■ **Problem description**
Your job is to report every line of the entries that has "content".

■ **Input for this task**
* * * * *
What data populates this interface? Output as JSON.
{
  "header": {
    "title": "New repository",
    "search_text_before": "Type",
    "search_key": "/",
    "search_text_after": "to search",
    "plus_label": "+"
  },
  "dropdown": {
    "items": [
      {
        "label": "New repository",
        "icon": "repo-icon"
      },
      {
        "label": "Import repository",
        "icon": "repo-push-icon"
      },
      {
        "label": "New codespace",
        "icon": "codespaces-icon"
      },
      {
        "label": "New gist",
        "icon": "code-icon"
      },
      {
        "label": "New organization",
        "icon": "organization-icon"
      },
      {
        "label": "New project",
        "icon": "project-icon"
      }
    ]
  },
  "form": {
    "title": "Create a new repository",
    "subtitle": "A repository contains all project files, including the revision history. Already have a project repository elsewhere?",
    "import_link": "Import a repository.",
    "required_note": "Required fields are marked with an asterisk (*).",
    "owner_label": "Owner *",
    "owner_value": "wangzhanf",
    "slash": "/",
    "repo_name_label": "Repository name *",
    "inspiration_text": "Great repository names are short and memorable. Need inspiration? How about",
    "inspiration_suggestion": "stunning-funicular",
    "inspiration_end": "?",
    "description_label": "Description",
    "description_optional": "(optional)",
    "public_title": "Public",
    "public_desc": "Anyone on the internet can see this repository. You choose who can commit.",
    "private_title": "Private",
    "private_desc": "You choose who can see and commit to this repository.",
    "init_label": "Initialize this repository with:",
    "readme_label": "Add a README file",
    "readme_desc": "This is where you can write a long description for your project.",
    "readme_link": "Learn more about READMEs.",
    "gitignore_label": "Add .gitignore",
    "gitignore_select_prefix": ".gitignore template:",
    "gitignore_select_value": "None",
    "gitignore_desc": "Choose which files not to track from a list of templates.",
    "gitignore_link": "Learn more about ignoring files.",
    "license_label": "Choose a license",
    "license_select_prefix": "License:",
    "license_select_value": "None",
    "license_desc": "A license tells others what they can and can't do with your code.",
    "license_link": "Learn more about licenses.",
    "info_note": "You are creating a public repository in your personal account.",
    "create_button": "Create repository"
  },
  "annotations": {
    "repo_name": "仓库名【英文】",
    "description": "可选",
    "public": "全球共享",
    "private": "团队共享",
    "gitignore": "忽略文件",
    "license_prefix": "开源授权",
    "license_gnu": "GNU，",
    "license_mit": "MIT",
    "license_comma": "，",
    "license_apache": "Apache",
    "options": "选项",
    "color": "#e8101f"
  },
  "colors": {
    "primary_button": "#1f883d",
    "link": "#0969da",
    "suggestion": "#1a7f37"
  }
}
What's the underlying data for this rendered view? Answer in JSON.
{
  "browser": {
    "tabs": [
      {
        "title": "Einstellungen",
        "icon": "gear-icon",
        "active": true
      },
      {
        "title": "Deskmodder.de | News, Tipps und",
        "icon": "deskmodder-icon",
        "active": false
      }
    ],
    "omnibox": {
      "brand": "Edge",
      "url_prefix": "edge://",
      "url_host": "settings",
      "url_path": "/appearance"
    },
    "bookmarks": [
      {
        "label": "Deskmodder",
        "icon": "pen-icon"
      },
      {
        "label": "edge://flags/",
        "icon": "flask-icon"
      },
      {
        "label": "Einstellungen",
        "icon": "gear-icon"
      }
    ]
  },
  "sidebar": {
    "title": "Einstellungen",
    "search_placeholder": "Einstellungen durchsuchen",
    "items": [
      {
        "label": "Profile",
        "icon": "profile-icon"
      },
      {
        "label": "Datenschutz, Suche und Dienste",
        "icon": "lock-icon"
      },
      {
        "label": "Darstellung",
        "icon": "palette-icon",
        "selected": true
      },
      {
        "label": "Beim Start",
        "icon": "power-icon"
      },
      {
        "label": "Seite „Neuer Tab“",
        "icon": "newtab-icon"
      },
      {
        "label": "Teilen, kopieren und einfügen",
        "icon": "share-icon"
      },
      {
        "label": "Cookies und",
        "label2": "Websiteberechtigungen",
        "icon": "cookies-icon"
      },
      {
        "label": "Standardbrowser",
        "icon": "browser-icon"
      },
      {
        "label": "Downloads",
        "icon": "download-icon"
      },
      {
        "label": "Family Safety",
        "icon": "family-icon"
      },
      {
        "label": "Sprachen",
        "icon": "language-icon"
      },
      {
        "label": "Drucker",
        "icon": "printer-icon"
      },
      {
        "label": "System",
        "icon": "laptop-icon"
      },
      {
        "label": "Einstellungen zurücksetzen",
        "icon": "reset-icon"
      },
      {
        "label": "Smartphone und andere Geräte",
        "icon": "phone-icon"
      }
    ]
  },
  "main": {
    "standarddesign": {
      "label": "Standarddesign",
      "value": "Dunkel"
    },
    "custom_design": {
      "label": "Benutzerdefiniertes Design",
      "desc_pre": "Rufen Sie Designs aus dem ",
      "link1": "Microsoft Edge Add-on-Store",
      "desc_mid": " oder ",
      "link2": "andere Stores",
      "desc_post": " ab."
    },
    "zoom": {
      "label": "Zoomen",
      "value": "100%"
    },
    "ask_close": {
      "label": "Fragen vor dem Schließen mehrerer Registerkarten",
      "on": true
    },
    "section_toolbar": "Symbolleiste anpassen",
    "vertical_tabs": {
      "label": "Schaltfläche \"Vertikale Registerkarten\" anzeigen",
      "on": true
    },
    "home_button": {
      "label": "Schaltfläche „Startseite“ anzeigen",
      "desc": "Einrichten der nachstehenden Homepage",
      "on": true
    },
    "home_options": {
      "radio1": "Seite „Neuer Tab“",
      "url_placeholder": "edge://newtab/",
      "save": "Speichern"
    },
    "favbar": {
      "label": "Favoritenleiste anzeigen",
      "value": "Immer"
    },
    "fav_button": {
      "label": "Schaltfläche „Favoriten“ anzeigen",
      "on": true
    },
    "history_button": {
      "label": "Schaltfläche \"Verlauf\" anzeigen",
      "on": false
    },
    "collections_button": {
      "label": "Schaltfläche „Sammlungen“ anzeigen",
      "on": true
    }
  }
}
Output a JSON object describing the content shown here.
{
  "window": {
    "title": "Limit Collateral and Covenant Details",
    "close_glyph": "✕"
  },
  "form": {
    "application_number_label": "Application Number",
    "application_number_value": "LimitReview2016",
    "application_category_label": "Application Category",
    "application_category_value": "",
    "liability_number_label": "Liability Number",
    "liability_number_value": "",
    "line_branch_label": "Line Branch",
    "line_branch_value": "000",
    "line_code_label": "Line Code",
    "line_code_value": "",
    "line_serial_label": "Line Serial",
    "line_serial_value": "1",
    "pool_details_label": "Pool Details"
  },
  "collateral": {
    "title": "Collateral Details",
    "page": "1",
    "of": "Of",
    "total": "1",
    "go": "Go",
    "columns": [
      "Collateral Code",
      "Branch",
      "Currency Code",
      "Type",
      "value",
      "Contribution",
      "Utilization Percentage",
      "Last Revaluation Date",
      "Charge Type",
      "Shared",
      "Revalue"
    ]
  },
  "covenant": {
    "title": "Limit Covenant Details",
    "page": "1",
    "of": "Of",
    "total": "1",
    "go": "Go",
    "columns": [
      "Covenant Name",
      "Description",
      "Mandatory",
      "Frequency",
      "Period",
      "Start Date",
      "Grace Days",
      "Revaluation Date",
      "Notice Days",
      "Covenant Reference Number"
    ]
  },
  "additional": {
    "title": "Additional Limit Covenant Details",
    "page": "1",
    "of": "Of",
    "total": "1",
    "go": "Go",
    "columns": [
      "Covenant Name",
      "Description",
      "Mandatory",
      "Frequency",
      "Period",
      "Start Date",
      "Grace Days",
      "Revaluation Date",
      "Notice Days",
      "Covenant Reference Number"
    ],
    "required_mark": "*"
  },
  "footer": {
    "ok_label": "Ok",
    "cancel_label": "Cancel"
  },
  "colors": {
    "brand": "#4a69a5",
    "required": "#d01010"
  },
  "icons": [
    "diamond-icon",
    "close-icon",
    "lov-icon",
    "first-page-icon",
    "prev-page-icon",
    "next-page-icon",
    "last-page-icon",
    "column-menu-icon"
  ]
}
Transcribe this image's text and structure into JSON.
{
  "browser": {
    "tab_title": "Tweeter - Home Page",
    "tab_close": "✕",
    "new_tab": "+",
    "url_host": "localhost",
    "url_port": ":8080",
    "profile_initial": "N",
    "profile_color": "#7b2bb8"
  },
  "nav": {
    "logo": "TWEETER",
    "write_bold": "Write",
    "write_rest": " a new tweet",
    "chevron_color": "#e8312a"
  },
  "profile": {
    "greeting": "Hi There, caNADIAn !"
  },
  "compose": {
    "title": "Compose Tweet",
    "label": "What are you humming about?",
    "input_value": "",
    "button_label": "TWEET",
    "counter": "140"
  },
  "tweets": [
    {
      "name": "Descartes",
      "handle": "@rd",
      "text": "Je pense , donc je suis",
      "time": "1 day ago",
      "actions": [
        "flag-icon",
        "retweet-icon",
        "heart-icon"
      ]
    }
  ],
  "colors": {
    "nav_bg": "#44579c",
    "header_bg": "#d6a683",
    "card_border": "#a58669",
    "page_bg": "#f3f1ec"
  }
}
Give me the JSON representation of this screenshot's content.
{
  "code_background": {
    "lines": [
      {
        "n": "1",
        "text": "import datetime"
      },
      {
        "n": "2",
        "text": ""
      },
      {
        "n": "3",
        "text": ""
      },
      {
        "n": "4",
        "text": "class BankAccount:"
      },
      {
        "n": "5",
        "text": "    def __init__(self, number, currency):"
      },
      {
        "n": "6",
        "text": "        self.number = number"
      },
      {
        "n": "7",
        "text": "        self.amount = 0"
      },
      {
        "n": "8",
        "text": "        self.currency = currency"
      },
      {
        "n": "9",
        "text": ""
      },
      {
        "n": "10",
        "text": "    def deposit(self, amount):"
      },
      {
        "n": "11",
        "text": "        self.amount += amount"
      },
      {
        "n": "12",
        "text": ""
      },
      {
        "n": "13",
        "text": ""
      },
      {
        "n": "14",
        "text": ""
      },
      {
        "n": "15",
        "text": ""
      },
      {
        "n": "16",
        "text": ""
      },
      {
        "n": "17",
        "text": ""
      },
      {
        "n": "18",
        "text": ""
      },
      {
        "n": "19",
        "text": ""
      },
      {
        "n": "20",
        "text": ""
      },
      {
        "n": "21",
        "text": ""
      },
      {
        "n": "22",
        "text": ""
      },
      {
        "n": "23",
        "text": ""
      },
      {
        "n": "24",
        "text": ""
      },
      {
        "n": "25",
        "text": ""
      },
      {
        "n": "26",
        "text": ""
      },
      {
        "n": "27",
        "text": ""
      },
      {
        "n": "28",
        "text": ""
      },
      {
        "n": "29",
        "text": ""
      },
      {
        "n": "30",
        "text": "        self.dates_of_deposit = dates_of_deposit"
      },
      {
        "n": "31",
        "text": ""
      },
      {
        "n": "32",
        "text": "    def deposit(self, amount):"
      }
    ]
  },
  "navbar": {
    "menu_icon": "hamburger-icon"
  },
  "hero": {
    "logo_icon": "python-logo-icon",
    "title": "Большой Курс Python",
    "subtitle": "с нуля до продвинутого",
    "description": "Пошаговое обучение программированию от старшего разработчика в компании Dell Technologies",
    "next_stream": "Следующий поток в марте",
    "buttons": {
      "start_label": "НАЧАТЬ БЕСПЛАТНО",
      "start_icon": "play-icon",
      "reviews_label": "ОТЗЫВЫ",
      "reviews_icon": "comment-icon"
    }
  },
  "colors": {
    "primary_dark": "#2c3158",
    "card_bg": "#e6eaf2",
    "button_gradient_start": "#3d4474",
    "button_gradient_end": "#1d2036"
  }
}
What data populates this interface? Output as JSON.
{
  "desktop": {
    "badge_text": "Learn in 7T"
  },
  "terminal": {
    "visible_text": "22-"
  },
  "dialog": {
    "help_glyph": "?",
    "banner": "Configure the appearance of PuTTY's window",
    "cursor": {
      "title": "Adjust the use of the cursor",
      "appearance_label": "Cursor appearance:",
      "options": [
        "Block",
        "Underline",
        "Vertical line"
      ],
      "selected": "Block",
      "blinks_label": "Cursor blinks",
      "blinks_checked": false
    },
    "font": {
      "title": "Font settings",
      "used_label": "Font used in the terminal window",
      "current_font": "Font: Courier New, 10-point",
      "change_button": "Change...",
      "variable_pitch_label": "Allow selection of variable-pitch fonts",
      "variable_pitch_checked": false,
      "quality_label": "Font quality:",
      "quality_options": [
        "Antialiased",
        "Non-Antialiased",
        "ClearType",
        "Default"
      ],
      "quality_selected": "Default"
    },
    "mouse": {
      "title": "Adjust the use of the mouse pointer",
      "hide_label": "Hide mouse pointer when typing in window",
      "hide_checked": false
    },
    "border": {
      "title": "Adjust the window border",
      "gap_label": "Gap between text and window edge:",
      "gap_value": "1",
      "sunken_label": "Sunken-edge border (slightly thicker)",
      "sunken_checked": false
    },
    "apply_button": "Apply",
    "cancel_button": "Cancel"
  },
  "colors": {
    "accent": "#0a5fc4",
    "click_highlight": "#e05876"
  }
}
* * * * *
■ **Output below**
Output a JSON object describing the content shown here.
Give me the JSON representation of this screenshot's content.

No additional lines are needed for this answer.